▶ **Data for analysis**:
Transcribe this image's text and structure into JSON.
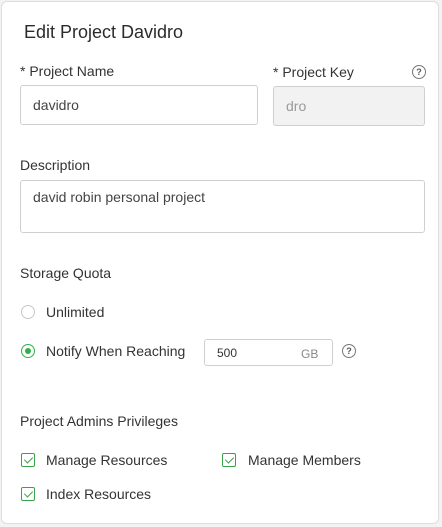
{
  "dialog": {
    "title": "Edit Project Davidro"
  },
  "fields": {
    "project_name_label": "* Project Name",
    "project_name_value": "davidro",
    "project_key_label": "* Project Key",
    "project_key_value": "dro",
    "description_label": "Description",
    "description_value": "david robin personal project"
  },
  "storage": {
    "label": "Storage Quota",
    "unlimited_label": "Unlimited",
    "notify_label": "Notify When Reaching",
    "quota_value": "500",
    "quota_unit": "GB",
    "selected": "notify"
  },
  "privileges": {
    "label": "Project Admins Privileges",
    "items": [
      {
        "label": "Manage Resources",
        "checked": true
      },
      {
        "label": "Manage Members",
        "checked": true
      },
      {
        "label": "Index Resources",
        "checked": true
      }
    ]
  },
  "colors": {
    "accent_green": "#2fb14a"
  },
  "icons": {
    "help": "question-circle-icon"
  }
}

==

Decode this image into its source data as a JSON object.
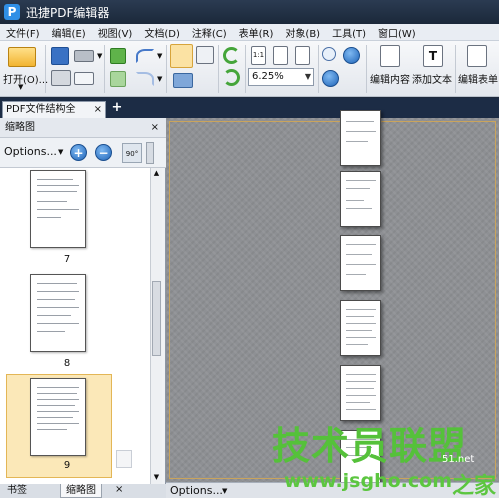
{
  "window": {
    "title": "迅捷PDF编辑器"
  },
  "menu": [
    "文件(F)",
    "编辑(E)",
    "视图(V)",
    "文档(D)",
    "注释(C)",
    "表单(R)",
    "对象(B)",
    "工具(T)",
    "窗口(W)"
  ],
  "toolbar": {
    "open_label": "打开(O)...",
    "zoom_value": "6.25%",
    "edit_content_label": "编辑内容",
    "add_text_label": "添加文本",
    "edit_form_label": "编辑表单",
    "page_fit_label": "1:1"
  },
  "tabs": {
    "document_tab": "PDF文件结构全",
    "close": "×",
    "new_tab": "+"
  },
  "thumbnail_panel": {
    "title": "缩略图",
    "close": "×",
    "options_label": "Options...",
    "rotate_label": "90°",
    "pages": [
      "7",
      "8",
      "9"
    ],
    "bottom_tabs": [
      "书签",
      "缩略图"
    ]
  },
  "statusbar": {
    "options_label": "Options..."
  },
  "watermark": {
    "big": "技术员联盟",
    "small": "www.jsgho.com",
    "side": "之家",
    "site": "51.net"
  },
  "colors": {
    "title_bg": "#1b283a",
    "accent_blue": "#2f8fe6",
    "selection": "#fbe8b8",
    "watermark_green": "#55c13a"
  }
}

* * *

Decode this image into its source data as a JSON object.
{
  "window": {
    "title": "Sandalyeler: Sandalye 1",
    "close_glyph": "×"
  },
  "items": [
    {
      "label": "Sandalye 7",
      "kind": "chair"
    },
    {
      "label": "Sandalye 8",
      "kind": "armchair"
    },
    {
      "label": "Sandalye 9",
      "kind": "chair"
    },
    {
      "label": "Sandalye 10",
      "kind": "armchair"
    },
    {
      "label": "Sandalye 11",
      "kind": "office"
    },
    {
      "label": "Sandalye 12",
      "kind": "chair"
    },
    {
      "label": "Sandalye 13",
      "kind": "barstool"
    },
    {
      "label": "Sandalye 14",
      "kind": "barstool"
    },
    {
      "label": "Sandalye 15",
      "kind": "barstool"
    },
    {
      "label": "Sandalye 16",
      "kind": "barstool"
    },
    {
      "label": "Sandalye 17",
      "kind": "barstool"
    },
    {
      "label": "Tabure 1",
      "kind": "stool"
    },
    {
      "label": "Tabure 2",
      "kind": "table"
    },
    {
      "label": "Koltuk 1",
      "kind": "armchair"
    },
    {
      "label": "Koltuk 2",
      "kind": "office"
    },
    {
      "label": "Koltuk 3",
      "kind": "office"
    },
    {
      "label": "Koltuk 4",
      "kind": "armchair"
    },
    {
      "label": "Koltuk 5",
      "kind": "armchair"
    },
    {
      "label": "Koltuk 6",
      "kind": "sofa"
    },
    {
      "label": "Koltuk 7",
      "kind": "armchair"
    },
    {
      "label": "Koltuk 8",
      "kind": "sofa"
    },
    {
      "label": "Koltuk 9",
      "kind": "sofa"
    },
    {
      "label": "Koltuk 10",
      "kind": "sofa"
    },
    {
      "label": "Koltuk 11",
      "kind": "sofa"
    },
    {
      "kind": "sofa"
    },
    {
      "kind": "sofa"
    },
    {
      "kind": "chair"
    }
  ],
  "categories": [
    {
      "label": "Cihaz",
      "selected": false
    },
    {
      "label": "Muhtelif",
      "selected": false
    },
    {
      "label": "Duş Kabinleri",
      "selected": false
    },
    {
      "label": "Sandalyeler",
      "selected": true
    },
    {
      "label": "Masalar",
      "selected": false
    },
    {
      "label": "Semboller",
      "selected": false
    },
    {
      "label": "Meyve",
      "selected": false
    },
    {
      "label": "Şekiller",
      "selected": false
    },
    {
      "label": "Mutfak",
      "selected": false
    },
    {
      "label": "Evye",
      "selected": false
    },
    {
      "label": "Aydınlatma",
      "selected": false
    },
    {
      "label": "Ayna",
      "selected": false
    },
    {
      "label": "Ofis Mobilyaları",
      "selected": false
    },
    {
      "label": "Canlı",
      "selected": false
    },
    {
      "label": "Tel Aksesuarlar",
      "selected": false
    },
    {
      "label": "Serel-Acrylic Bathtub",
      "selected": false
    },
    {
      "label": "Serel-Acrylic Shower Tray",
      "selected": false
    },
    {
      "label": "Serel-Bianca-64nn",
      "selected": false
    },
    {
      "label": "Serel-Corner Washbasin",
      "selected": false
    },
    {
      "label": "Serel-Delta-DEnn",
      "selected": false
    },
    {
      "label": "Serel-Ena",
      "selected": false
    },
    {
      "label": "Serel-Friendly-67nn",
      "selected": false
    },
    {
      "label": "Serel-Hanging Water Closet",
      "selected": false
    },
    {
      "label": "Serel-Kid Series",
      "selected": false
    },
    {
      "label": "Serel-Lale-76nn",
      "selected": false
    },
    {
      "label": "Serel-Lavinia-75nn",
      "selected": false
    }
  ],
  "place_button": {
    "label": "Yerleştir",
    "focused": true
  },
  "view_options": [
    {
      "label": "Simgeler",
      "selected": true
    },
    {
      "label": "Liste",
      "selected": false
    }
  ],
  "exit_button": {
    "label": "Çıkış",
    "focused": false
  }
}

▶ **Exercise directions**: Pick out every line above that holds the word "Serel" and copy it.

▶ **Response area**:
      "label": "Serel-Acrylic Bathtub",
      "label": "Serel-Acrylic Shower Tray",
      "label": "Serel-Bianca-64nn",
      "label": "Serel-Corner Washbasin",
      "label": "Serel-Delta-DEnn",
      "label": "Serel-Ena",
      "label": "Serel-Friendly-67nn",
      "label": "Serel-Hanging Water Closet",
      "label": "Serel-Kid Series",
      "label": "Serel-Lale-76nn",
      "label": "Serel-Lavinia-75nn",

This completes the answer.